### ACTIVITY
Count the lines in the following data that include "Landing". Please write only the number.

### DATASET EXCERPTS
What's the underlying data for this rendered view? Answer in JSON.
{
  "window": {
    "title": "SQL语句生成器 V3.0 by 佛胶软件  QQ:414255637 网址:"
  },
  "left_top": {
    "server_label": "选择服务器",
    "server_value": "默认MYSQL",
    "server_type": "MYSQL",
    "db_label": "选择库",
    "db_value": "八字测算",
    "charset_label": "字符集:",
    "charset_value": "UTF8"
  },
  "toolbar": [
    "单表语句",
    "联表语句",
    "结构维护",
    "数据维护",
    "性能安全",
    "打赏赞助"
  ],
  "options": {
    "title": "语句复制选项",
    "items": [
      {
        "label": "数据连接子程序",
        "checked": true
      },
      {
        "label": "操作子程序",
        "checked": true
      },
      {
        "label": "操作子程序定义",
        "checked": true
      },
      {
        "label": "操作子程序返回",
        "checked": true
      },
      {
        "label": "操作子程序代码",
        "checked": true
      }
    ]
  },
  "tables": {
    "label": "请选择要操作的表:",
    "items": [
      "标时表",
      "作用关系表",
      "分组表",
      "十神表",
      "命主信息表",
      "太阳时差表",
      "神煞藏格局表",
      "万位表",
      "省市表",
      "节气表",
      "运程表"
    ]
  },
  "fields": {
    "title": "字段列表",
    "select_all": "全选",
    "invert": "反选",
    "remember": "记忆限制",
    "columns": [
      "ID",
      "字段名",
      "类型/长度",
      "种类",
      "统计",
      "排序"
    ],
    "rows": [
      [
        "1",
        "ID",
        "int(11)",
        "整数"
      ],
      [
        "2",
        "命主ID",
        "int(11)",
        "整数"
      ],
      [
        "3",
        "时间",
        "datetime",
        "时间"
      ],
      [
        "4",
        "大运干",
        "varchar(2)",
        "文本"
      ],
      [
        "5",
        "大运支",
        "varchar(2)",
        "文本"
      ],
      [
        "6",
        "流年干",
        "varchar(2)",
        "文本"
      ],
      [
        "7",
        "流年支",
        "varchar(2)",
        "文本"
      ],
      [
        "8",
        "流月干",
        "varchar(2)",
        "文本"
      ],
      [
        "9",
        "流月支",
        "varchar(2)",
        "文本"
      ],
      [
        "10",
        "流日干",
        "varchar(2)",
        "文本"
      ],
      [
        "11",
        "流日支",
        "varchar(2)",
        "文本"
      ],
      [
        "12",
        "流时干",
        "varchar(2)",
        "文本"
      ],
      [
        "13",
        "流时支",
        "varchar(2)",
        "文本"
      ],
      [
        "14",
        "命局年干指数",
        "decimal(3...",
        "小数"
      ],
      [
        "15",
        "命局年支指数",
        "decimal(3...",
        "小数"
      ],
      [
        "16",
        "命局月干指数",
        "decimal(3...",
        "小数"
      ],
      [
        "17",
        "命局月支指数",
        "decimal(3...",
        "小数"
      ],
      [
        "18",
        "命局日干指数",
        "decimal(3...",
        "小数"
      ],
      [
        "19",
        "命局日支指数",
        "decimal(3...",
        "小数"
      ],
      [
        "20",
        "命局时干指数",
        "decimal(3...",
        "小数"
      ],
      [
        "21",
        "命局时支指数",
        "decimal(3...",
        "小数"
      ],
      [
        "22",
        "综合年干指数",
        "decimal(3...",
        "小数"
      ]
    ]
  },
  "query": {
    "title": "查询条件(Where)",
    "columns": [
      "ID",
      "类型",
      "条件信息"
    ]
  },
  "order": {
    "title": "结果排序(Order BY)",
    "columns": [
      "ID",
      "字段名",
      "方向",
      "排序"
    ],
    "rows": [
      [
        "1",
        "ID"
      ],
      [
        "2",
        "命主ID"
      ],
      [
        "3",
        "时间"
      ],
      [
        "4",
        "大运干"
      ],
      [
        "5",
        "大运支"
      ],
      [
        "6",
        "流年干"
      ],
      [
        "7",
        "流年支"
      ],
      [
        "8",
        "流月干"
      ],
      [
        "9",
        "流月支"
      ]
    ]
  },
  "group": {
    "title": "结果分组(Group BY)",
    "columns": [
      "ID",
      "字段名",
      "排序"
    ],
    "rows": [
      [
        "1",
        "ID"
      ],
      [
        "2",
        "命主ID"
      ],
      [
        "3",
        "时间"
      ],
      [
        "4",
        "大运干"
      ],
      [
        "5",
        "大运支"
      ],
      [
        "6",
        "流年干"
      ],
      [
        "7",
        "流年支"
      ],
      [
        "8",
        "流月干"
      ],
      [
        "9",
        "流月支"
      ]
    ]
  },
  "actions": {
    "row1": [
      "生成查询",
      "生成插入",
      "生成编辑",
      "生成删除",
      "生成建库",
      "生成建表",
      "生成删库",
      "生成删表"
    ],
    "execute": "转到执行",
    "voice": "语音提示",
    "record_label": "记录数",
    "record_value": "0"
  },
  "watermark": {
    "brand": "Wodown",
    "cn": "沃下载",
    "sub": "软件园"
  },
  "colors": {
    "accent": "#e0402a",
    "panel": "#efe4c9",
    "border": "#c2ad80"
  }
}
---
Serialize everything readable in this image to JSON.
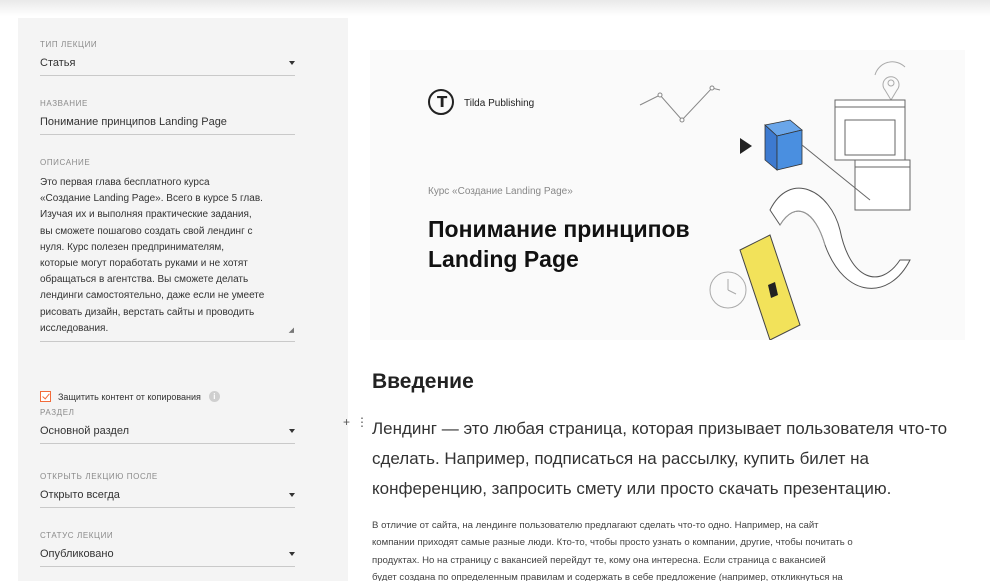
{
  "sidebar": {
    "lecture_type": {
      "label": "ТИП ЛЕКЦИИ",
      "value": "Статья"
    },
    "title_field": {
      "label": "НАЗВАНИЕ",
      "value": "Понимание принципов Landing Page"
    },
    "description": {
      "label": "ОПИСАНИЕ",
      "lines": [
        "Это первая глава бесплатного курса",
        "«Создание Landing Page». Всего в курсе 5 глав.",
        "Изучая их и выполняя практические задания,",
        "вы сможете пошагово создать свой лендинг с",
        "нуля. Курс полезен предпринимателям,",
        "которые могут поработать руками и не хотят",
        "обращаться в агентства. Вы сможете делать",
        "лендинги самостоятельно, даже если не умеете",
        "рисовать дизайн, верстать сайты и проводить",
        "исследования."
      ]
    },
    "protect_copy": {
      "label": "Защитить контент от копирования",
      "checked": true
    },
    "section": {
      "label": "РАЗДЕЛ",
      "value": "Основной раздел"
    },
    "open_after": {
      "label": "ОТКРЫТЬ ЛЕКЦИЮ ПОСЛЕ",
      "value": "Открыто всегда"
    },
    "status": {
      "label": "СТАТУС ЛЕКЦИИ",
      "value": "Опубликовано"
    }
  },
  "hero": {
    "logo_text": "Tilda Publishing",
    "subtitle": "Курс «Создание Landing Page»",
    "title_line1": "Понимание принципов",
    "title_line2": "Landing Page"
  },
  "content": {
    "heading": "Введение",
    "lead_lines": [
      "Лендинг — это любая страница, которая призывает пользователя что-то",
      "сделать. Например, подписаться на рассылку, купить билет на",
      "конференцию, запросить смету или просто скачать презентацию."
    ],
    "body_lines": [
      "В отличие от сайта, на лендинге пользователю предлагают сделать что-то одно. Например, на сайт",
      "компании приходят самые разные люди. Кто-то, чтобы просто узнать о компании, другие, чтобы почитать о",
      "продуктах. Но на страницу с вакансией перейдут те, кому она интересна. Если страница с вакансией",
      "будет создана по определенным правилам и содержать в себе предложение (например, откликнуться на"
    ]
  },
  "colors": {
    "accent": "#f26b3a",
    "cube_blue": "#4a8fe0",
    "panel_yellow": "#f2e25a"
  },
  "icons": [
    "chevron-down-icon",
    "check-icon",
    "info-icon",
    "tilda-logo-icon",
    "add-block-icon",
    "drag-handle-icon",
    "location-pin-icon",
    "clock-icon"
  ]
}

### SOLUTION TO THIS EXERCISE
4